• WHAT YOU NEED TO DO
Give back every record word for word, but keep the pictures out.

┌────────

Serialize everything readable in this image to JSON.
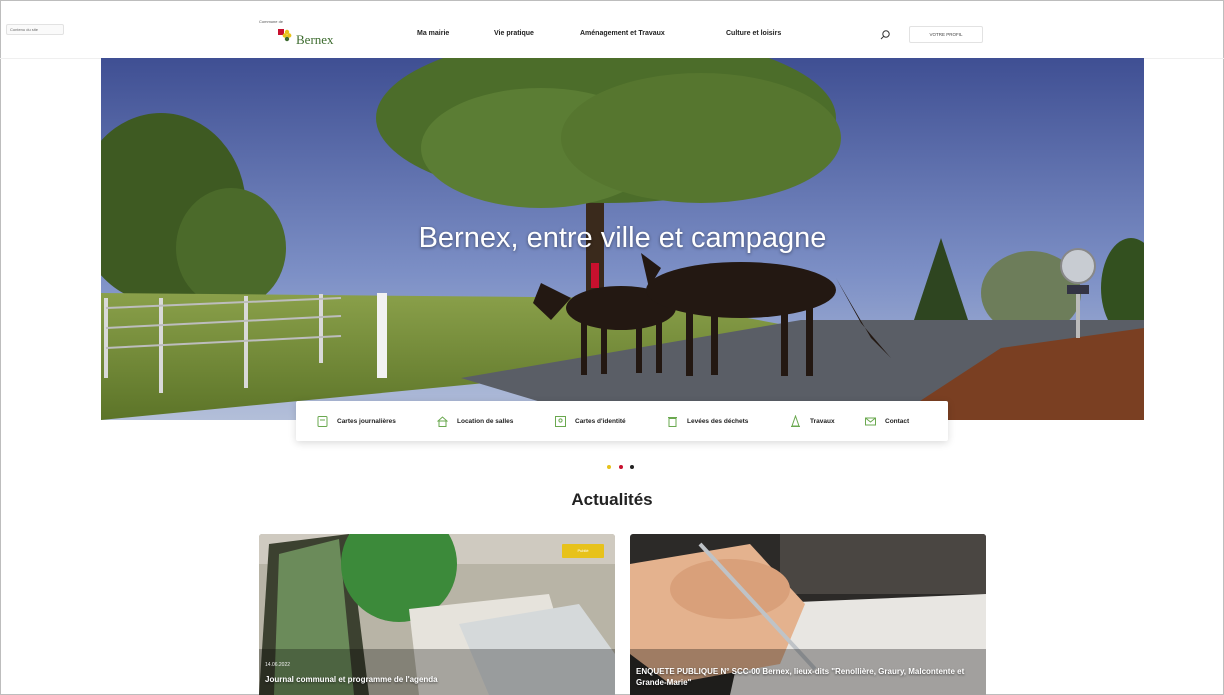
{
  "header": {
    "skip_link": "Contenu du site",
    "logo_small": "Commune de",
    "logo_name": "Bernex",
    "nav": [
      "Ma mairie",
      "Vie pratique",
      "Aménagement et Travaux",
      "Culture et loisirs"
    ],
    "profile_button": "VOTRE PROFIL"
  },
  "hero": {
    "title": "Bernex, entre ville et campagne"
  },
  "quick_links": [
    {
      "label": "Cartes journalières",
      "icon": "card-icon"
    },
    {
      "label": "Location de salles",
      "icon": "house-icon"
    },
    {
      "label": "Cartes d'identité",
      "icon": "id-card-icon"
    },
    {
      "label": "Levées des déchets",
      "icon": "trash-icon"
    },
    {
      "label": "Travaux",
      "icon": "cone-icon"
    },
    {
      "label": "Contact",
      "icon": "mail-icon"
    }
  ],
  "slider_dots": [
    "#e7c21b",
    "#c8102e",
    "#222222"
  ],
  "colors": {
    "accent_green": "#3c6b2e",
    "badge_yellow": "#e7c21b"
  },
  "news": {
    "title": "Actualités",
    "cards": [
      {
        "date": "14.06.2022",
        "title": "Journal communal et programme de l'agenda",
        "badge": "Publié"
      },
      {
        "date": "",
        "title": "ENQUETE PUBLIQUE N° SCC-00 Bernex, lieux-dits \"Renollière, Graury, Malcontente et Grande-Marie\""
      }
    ]
  }
}
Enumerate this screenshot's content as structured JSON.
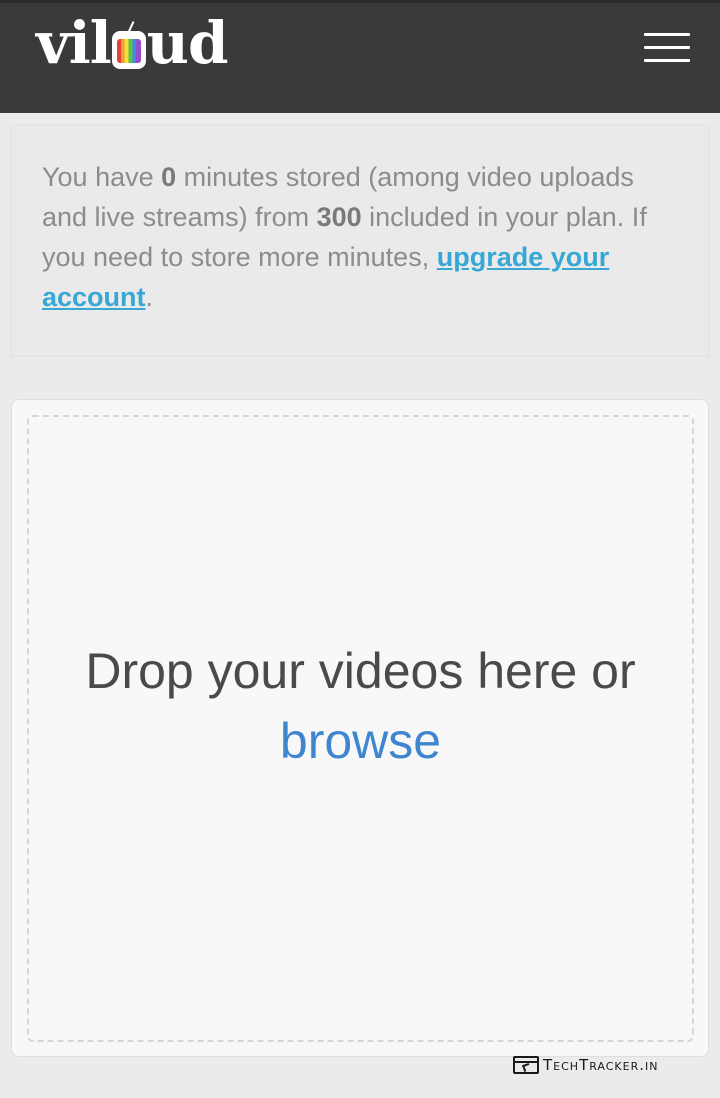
{
  "header": {
    "logo_pre": "vil",
    "logo_post": "ud",
    "menu_icon": "hamburger-menu-icon",
    "background_color": "#3a3a3a"
  },
  "storage_notice": {
    "part1": "You have ",
    "minutes_stored": "0",
    "part2": " minutes stored (among video uploads and live streams) from ",
    "minutes_included": "300",
    "part3": " included in your plan. If you need to store more minutes, ",
    "upgrade_link_label": "upgrade your account",
    "part4": ".",
    "link_color": "#37a8d6"
  },
  "upload": {
    "drop_prompt": "Drop your videos here or ",
    "browse_label": "browse",
    "browse_color": "#3f86cf"
  },
  "watermark": {
    "text": "TechTracker.in",
    "icon": "browser-cursor-icon"
  }
}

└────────

• RESULT FOR THIS TASK
Serialize everything readable in this image to JSON.
{
  "header": {
    "skip_link": "Contenu du site",
    "logo_small": "Commune de",
    "logo_name": "Bernex",
    "nav": [
      "Ma mairie",
      "Vie pratique",
      "Aménagement et Travaux",
      "Culture et loisirs"
    ],
    "profile_button": "VOTRE PROFIL"
  },
  "hero": {
    "title": "Bernex, entre ville et campagne"
  },
  "quick_links": [
    {
      "label": "Cartes journalières",
      "icon": "card-icon"
    },
    {
      "label": "Location de salles",
      "icon": "house-icon"
    },
    {
      "label": "Cartes d'identité",
      "icon": "id-card-icon"
    },
    {
      "label": "Levées des déchets",
      "icon": "trash-icon"
    },
    {
      "label": "Travaux",
      "icon": "cone-icon"
    },
    {
      "label": "Contact",
      "icon": "mail-icon"
    }
  ],
  "slider_dots": [
    "#e7c21b",
    "#c8102e",
    "#222222"
  ],
  "colors": {
    "accent_green": "#3c6b2e",
    "badge_yellow": "#e7c21b"
  },
  "news": {
    "title": "Actualités",
    "cards": [
      {
        "date": "14.06.2022",
        "title": "Journal communal et programme de l'agenda",
        "badge": "Publié"
      },
      {
        "date": "",
        "title": "ENQUETE PUBLIQUE N° SCC-00 Bernex, lieux-dits \"Renollière, Graury, Malcontente et Grande-Marie\""
      }
    ]
  }
}
Enumerate this screenshot's content as structured JSON.
{
  "header": {
    "logo_pre": "vil",
    "logo_post": "ud",
    "menu_icon": "hamburger-menu-icon",
    "background_color": "#3a3a3a"
  },
  "storage_notice": {
    "part1": "You have ",
    "minutes_stored": "0",
    "part2": " minutes stored (among video uploads and live streams) from ",
    "minutes_included": "300",
    "part3": " included in your plan. If you need to store more minutes, ",
    "upgrade_link_label": "upgrade your account",
    "part4": ".",
    "link_color": "#37a8d6"
  },
  "upload": {
    "drop_prompt": "Drop your videos here or ",
    "browse_label": "browse",
    "browse_color": "#3f86cf"
  },
  "watermark": {
    "text": "TechTracker.in",
    "icon": "browser-cursor-icon"
  }
}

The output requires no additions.